The Cardinals bullpen has been a victim of much criticism this year. However, a look at the numbers tells us that it should be praised.
The Cardinals implosions come in bad moments. The good stretches often come when games are already decided. Fans were subjected to one too many (maybe more) Trevor Rosenthal outings this year. I get it.
At least for the first two months of the season, the Cardinals bullpen appeared to be a mess. Over the second half of the season, the team’s relievers have pitched much better, but the thought of Rosenthal walking everyone still lingers. The thought of Jonathan Broxton pitching in close games still lingers. Heck, the revolving door that was the last two bullpen spots only stopped because of September call-ups.
Yet here we are with the season coming to a close, and the Cardinals’ bullpen ranks 12th in the majors in ERA. Most fans that I have talked to guessed much worse. Many assumed that the bullpen improved following Rosenthal’s injury. While I wouldn’t necessarily argue against that, check out these monthly ERAs from the pen:
Rosenthal’s got injured on the game played July 24. Looking at FIP and other metrics that are better indicators of good pitching than ERA, I still can’t make a case for August being the bullpen’s best month. July was undeniably the best month, but Rosenthal was there for most of it. Actually, the bullpen has been good all year long despite him, not bad because of him.
@Cardinals hmmm, has anyone ever traded/released an entire bullpen?
— Tom Tanner (@Tmtanner88) September 3, 2016
I don’t want to make it sound like the Cardinals have a world class bullpen. They don’t, but it’s good for the regular season and great for the playoffs.
Ignore the “bad” names for a second and take a look at the good. We all know Seung-hwan Oh is awesome. Alex Reyes and Zach Duke have been major contributors in the second half. And Matt Bowman has logged 62 quality innings. There have been disappointments along the way, but the Cardinals have a diverse and successful group.

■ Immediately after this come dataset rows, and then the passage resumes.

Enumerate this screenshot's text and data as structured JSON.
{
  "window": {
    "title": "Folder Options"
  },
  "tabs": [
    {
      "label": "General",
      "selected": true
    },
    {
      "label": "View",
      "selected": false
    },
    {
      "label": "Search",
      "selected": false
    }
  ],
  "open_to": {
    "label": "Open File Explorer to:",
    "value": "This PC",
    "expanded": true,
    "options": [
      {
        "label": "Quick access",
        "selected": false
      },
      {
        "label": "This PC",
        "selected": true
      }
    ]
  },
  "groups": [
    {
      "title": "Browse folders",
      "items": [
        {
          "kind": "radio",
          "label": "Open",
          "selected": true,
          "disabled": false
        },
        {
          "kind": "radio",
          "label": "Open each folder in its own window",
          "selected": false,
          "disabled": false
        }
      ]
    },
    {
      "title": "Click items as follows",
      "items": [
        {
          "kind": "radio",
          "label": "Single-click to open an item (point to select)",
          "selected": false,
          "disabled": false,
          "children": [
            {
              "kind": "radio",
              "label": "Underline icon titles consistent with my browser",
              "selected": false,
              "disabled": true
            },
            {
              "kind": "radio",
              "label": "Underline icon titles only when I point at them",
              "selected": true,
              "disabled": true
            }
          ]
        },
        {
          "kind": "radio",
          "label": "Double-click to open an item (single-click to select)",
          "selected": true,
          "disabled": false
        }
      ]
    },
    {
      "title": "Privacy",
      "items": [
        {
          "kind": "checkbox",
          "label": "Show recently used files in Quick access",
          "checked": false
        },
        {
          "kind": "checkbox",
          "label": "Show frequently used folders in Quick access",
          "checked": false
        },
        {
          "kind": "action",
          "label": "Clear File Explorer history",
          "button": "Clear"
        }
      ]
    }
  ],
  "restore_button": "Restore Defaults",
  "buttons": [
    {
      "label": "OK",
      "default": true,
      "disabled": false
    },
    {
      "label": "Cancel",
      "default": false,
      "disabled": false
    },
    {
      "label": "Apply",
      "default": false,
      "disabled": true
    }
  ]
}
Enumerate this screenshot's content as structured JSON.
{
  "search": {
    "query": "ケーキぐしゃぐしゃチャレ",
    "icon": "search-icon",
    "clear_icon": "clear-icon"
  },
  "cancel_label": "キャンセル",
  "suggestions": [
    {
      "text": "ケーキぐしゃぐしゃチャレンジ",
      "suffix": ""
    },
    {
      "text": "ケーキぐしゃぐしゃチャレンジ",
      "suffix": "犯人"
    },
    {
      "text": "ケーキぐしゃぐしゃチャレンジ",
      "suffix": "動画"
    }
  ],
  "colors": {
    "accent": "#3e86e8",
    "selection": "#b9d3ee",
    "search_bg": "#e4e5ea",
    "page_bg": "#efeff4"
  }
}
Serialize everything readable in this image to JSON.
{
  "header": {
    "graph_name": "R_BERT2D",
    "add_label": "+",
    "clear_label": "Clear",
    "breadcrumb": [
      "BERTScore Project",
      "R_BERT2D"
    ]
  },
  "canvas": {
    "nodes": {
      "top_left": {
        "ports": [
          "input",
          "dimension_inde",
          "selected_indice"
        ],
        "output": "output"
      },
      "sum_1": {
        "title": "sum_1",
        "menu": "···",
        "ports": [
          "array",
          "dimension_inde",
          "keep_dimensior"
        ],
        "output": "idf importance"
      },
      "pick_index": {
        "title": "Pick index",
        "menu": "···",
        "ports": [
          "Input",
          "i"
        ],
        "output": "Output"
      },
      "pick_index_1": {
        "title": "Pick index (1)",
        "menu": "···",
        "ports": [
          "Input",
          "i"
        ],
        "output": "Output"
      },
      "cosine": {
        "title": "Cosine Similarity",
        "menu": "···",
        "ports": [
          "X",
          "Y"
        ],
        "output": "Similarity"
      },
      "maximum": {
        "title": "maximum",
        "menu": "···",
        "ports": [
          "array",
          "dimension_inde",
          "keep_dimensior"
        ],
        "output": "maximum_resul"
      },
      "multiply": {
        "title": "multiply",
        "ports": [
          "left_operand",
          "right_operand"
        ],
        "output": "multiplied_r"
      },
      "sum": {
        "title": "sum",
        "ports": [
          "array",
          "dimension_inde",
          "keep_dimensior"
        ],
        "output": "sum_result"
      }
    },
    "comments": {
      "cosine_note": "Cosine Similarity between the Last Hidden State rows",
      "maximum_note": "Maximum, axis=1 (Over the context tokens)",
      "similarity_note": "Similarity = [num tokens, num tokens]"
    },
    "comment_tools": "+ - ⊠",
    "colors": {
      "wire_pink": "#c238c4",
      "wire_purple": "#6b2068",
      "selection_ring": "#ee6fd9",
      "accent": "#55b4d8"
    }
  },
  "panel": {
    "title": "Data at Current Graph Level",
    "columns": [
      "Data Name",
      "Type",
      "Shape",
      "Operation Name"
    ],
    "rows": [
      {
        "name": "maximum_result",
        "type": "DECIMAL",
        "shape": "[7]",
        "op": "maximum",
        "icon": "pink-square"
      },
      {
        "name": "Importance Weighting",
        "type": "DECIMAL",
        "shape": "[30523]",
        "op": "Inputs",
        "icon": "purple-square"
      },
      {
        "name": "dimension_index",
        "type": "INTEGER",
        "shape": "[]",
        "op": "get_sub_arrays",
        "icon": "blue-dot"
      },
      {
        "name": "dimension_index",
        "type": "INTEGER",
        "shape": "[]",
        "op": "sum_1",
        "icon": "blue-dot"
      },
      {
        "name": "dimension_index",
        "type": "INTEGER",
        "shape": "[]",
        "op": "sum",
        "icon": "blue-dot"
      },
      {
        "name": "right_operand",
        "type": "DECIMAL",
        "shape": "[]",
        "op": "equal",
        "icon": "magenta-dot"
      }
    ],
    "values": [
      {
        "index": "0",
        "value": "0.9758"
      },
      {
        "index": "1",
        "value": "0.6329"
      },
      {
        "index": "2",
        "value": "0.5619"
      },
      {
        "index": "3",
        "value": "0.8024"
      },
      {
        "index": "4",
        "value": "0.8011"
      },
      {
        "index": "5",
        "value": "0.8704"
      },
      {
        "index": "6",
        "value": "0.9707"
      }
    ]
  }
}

What does that even mean?
When I say diverse, I mean that the Cardinals’ bullpen contains many individuals who excel in different areas. The main outcomes that sabermetricians care about are strikeouts, walks, home runs, and ground balls per fly ball. Oh is great at all of the above, but take a look at the rest of these guys.
When the Cardinals need a strikeout, they can turn to Kevin Siegrist. Even though he was better last year, he currently owns a respectable 9.52 Ks/9. He will probably earn a starting spot in the playoffs, but Alex Reyes can do that even better (11.94 in the bullpen). If not him, then Luke Weaver can do that job, too.
Need someone to induce a ground ball? The Cardinals have a guy (or two). Matt Bowman and Zach Duke both generate ground balls at a very high frequency. Bowman gets them on 59.6 percent of balls in play, while Duke induces grounders 62.5 percent of the time. The major league average is 44.7 percent.
Finally, the game is close, nobody is on base, and the Cardinals need to keep it that way. Well, luckily the Cardinals organization breeds pitchers who throw strikes. Michael Wacha and Jaime Garcia will almost certainly be in the bullpen for the playoffs. Both of them walk under three batters per nine as starters. That will only get better when they only need to pitch one or two innings.
Sure, I am worried about Siegrist’s home run and walk totals. I wish he was doing what he did last year. I also wish Rosenthal could have put up another stellar season. The fact that those things didn’t happen doesn’t make this year’s group bad. It just means that they needed more contributions from guys they couldn’t initially trust.
Nobody expected Oh to dominate opposing hitters. Nobody expected Bowman to be anything other than some middle reliever to throw into games already decided. People hoped, but weren’t sure, that Reyes and Weaver would contribute in the big leagues. All year long, the Cardinals’ bullpen was contributing to victories. Right now, they are only getting reinforcements.
Imagine a bullpen with Oh, Duke, Weaver, Wacha, and Bowman. Count Siegrist in, too, if you believe that he can recapture his 2015 form. It may not sound as dominant as “Strop, Rondon, Chapman.” It may not have the experience of Mark Melanin or Kenley Jansen. But together, they make a product that is just as good. I probably can’t convince you to trust the bullpen after watching Rosenthal blow it too many times, but when Mike Matheny takes the ball from his starter, it’s pretty likely that his team is in good hands.
Photo Credit: Bill Stretcher – USA TODAY Sports